  1. Not all teachers qualify for a pension. States can and do set relatively high minimum service requirements, ranging from five to 10 years, and over half of incoming teachers won’t qualify for retirement benefits in their state. Leaving these teachers out of the overall pool obscures who gets counted in the “average pension.”
  2. Of the teachers who do qualify for benefits, their benefits will vary widely. The statistical average, or mean, hides the fact that only a small percentage of incoming teachers will receive a full career pension at retirement, while many, many more get only a small amount. Also, teachers in 15 states aren't covered by Social Security; pensions in these states tend to be larger to make up for this fact.
  3. These amounts only tell us what a teacher earns at retirement—not what she contributed to her state or local system. The averages include many teachers who qualify for some pension, but those pensions may be worth less than the value of the teacher's own contributions.
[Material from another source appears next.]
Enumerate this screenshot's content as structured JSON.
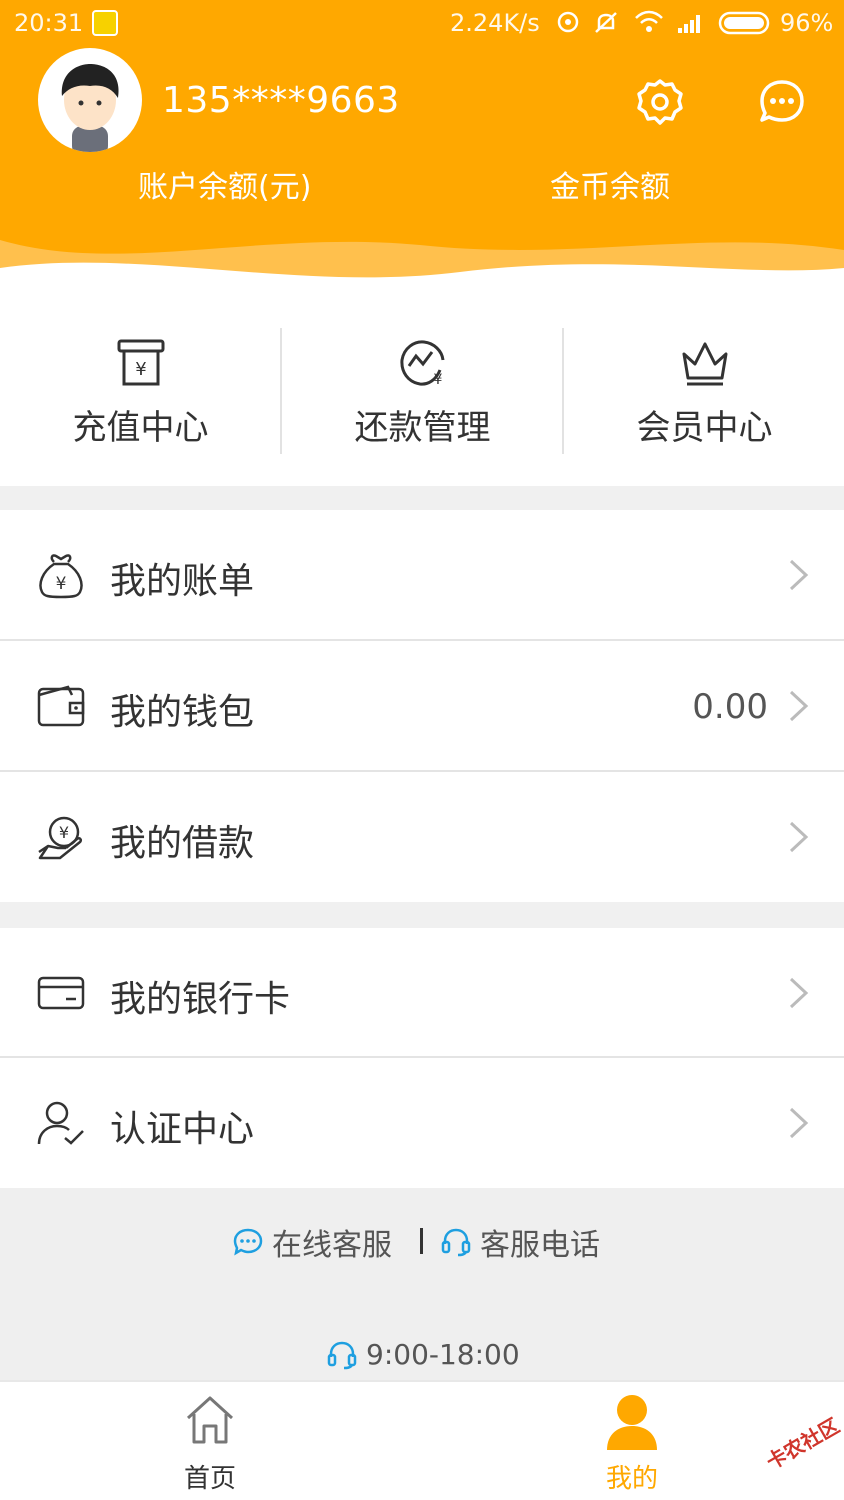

  4. In many states, teacher pension plans have created newer, less generous retirement tiers for newly entering members. If you’re a new teacher and you live in a state with a tiered plan, your retirement plan could end up looking significantly more meagre than the numbers below.